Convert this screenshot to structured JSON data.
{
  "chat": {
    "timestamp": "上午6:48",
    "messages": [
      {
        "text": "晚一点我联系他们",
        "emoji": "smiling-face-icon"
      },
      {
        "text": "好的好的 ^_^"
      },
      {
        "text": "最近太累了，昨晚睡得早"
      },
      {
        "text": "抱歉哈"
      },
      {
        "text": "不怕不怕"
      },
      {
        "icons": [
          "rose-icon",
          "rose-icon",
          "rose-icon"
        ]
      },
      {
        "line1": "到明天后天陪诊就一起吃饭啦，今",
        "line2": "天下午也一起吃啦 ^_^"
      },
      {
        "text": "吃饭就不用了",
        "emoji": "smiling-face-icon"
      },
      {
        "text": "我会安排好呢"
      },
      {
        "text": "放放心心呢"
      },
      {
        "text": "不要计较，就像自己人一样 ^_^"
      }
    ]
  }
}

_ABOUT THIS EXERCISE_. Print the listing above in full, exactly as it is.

_RESULT FOR THIS EXERCISE_.
Convert this screenshot to structured JSON data.
{
  "chat": {
    "timestamp": "上午6:48",
    "messages": [
      {
        "text": "晚一点我联系他们",
        "emoji": "smiling-face-icon"
      },
      {
        "text": "好的好的 ^_^"
      },
      {
        "text": "最近太累了，昨晚睡得早"
      },
      {
        "text": "抱歉哈"
      },
      {
        "text": "不怕不怕"
      },
      {
        "icons": [
          "rose-icon",
          "rose-icon",
          "rose-icon"
        ]
      },
      {
        "line1": "到明天后天陪诊就一起吃饭啦，今",
        "line2": "天下午也一起吃啦 ^_^"
      },
      {
        "text": "吃饭就不用了",
        "emoji": "smiling-face-icon"
      },
      {
        "text": "我会安排好呢"
      },
      {
        "text": "放放心心呢"
      },
      {
        "text": "不要计较，就像自己人一样 ^_^"
      }
    ]
  }
}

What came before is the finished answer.